*Assignment*
Among the entries that follow, find the lines containing the string "kind" and copy them.
== Records shown
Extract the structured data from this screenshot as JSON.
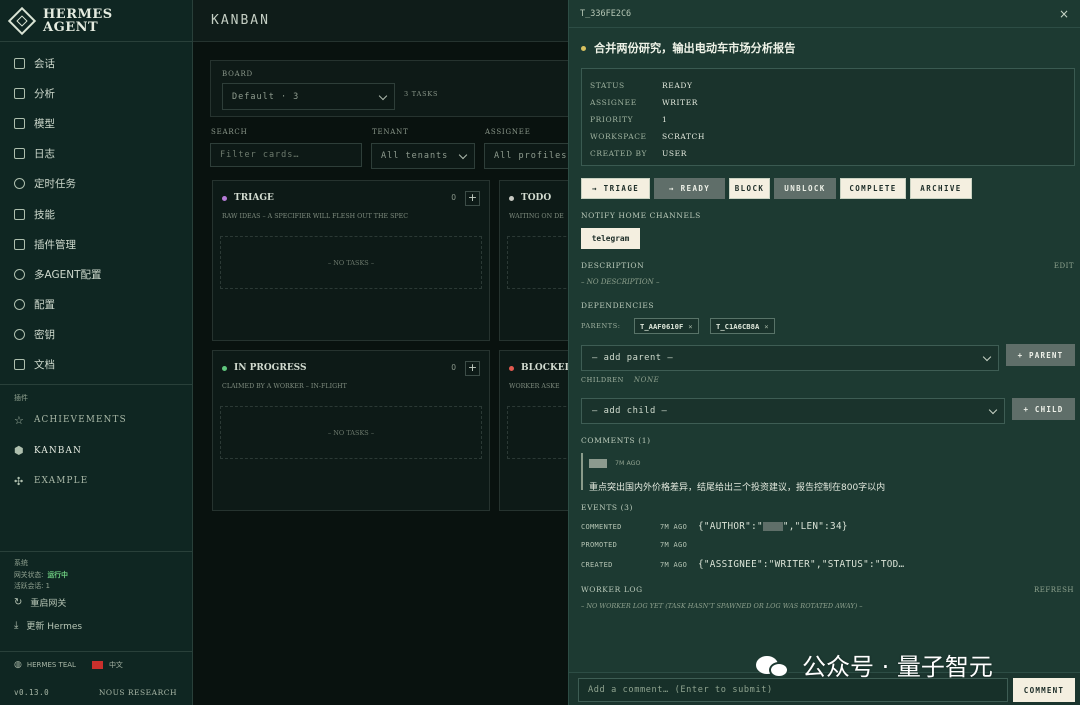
{
  "brand": {
    "line1": "HERMES",
    "line2": "AGENT"
  },
  "nav": [
    {
      "label": "会话",
      "icon": "chat-icon"
    },
    {
      "label": "分析",
      "icon": "chart-icon"
    },
    {
      "label": "模型",
      "icon": "cpu-icon"
    },
    {
      "label": "日志",
      "icon": "log-icon"
    },
    {
      "label": "定时任务",
      "icon": "clock-icon"
    },
    {
      "label": "技能",
      "icon": "cube-icon"
    },
    {
      "label": "插件管理",
      "icon": "puzzle-icon"
    },
    {
      "label": "多AGENT配置",
      "icon": "users-icon"
    },
    {
      "label": "配置",
      "icon": "gear-icon"
    },
    {
      "label": "密钥",
      "icon": "key-icon"
    },
    {
      "label": "文档",
      "icon": "book-icon"
    }
  ],
  "plugins": {
    "heading": "插件",
    "items": [
      {
        "label": "ACHIEVEMENTS",
        "icon": "star-icon"
      },
      {
        "label": "KANBAN",
        "icon": "cube-icon"
      },
      {
        "label": "EXAMPLE",
        "icon": "puzzle-icon"
      }
    ]
  },
  "system": {
    "heading": "系统",
    "gateway_label": "网关状态:",
    "gateway_value": "运行中",
    "active_label": "活跃会话: 1",
    "restart": "重启网关",
    "update": "更新 Hermes"
  },
  "footer": {
    "theme": "HERMES TEAL",
    "lang": "中文",
    "version": "v0.13.0",
    "org": "NOUS RESEARCH"
  },
  "main": {
    "title": "KANBAN",
    "board_label": "BOARD",
    "board_value": "Default · 3",
    "task_count": "3 TASKS",
    "search_label": "SEARCH",
    "search_placeholder": "Filter cards…",
    "tenant_label": "TENANT",
    "tenant_value": "All tenants",
    "assignee_label": "ASSIGNEE",
    "assignee_value": "All profiles",
    "columns": [
      {
        "name": "TRIAGE",
        "desc": "RAW IDEAS – A SPECIFIER WILL FLESH OUT THE SPEC",
        "count": "0",
        "empty": "– NO TASKS –",
        "color": "#b57bd6"
      },
      {
        "name": "TODO",
        "desc": "WAITING ON DE",
        "count": "",
        "empty": "",
        "color": "#c7c9c2"
      },
      {
        "name": "IN PROGRESS",
        "desc": "CLAIMED BY A WORKER – IN-FLIGHT",
        "count": "0",
        "empty": "– NO TASKS –",
        "color": "#5fc67d"
      },
      {
        "name": "BLOCKED",
        "desc": "WORKER ASKE",
        "count": "",
        "empty": "",
        "color": "#e25a50"
      }
    ]
  },
  "panel": {
    "task_id": "T_336FE2C6",
    "title": "合并两份研究，输出电动车市场分析报告",
    "meta": [
      {
        "key": "STATUS",
        "value": "READY"
      },
      {
        "key": "ASSIGNEE",
        "value": "WRITER"
      },
      {
        "key": "PRIORITY",
        "value": "1"
      },
      {
        "key": "WORKSPACE",
        "value": "SCRATCH"
      },
      {
        "key": "CREATED BY",
        "value": "USER"
      }
    ],
    "actions": [
      "→ TRIAGE",
      "→ READY",
      "BLOCK",
      "UNBLOCK",
      "COMPLETE",
      "ARCHIVE"
    ],
    "notify_label": "NOTIFY HOME CHANNELS",
    "notify_chip": "telegram",
    "description_label": "DESCRIPTION",
    "edit_label": "EDIT",
    "no_description": "– NO DESCRIPTION –",
    "dependencies_label": "DEPENDENCIES",
    "parents_label": "PARENTS:",
    "parents": [
      "T_AAF0610F",
      "T_C1A6CB8A"
    ],
    "add_parent": "— add parent —",
    "parent_btn": "+ PARENT",
    "children_label": "CHILDREN",
    "children_value": "NONE",
    "add_child": "— add child —",
    "child_btn": "+ CHILD",
    "comments_label": "COMMENTS (1)",
    "comment_time": "7M AGO",
    "comment_body": "重点突出国内外价格差异，结尾给出三个投资建议，报告控制在800字以内",
    "events_label": "EVENTS (3)",
    "events": [
      {
        "kind": "COMMENTED",
        "time": "7M AGO",
        "p1": "{\"AUTHOR\":\"",
        "p2": "\",\"LEN\":34}"
      },
      {
        "kind": "PROMOTED",
        "time": "7M AGO",
        "p1": "",
        "p2": ""
      },
      {
        "kind": "CREATED",
        "time": "7M AGO",
        "p1": "{\"ASSIGNEE\":\"WRITER\",\"STATUS\":\"TOD…",
        "p2": ""
      }
    ],
    "worker_log_label": "WORKER LOG",
    "refresh_label": "REFRESH",
    "worker_log_empty": "– NO WORKER LOG YET (TASK HASN'T SPAWNED OR LOG WAS ROTATED AWAY) –",
    "comment_placeholder": "Add a comment… (Enter to submit)",
    "comment_btn": "COMMENT"
  },
  "watermark": "公众号 · 量子智元"
}
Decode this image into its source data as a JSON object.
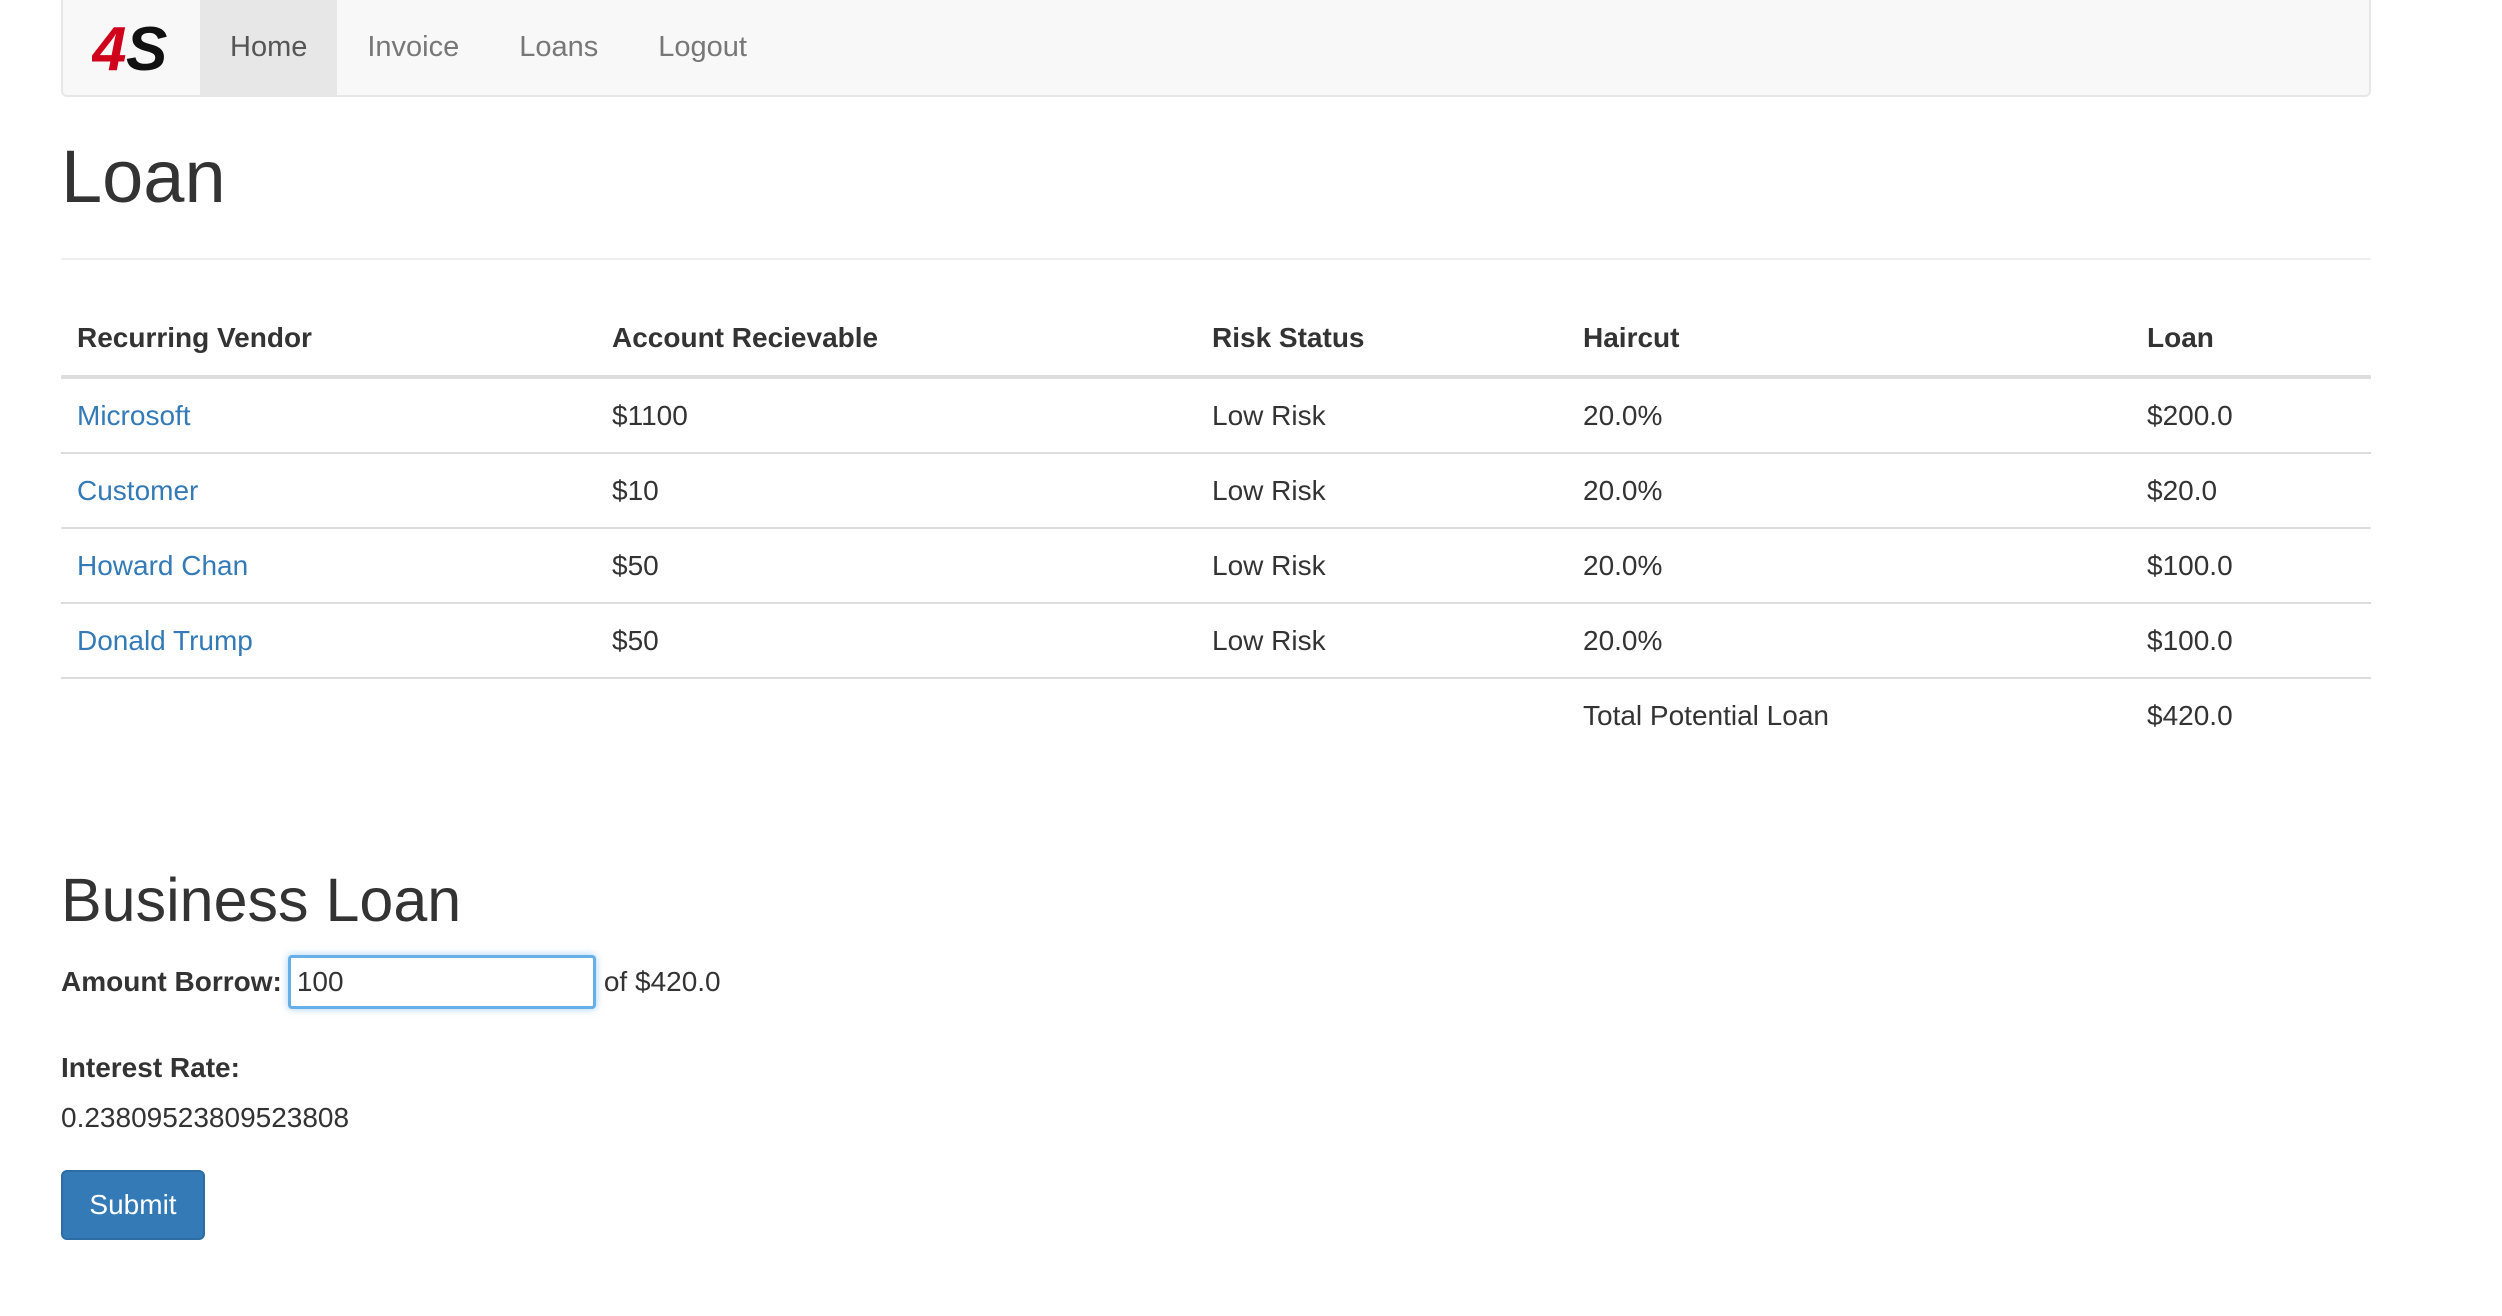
{
  "navbar": {
    "brand_logo": "4S",
    "items": [
      {
        "label": "Home",
        "active": true
      },
      {
        "label": "Invoice",
        "active": false
      },
      {
        "label": "Loans",
        "active": false
      },
      {
        "label": "Logout",
        "active": false
      }
    ]
  },
  "page_title": "Loan",
  "table": {
    "headers": [
      "Recurring Vendor",
      "Account Recievable",
      "Risk Status",
      "Haircut",
      "Loan"
    ],
    "rows": [
      {
        "vendor": "Microsoft",
        "receivable": "$1100",
        "risk": "Low Risk",
        "haircut": "20.0%",
        "loan": "$200.0"
      },
      {
        "vendor": "Customer",
        "receivable": "$10",
        "risk": "Low Risk",
        "haircut": "20.0%",
        "loan": "$20.0"
      },
      {
        "vendor": "Howard Chan",
        "receivable": "$50",
        "risk": "Low Risk",
        "haircut": "20.0%",
        "loan": "$100.0"
      },
      {
        "vendor": "Donald Trump",
        "receivable": "$50",
        "risk": "Low Risk",
        "haircut": "20.0%",
        "loan": "$100.0"
      }
    ],
    "total_label": "Total Potential Loan",
    "total_value": "$420.0"
  },
  "business_loan": {
    "title": "Business Loan",
    "amount_label": "Amount Borrow:",
    "amount_value": "100",
    "amount_suffix": "of $420.0",
    "interest_label": "Interest Rate:",
    "interest_value": "0.23809523809523808",
    "submit_label": "Submit"
  },
  "colors": {
    "link": "#337ab7",
    "button": "#337ab7",
    "logo_red": "#d0021b",
    "logo_black": "#111111"
  }
}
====
*Task response*
        "kind": "COMMENTED",
        "kind": "PROMOTED",
        "kind": "CREATED",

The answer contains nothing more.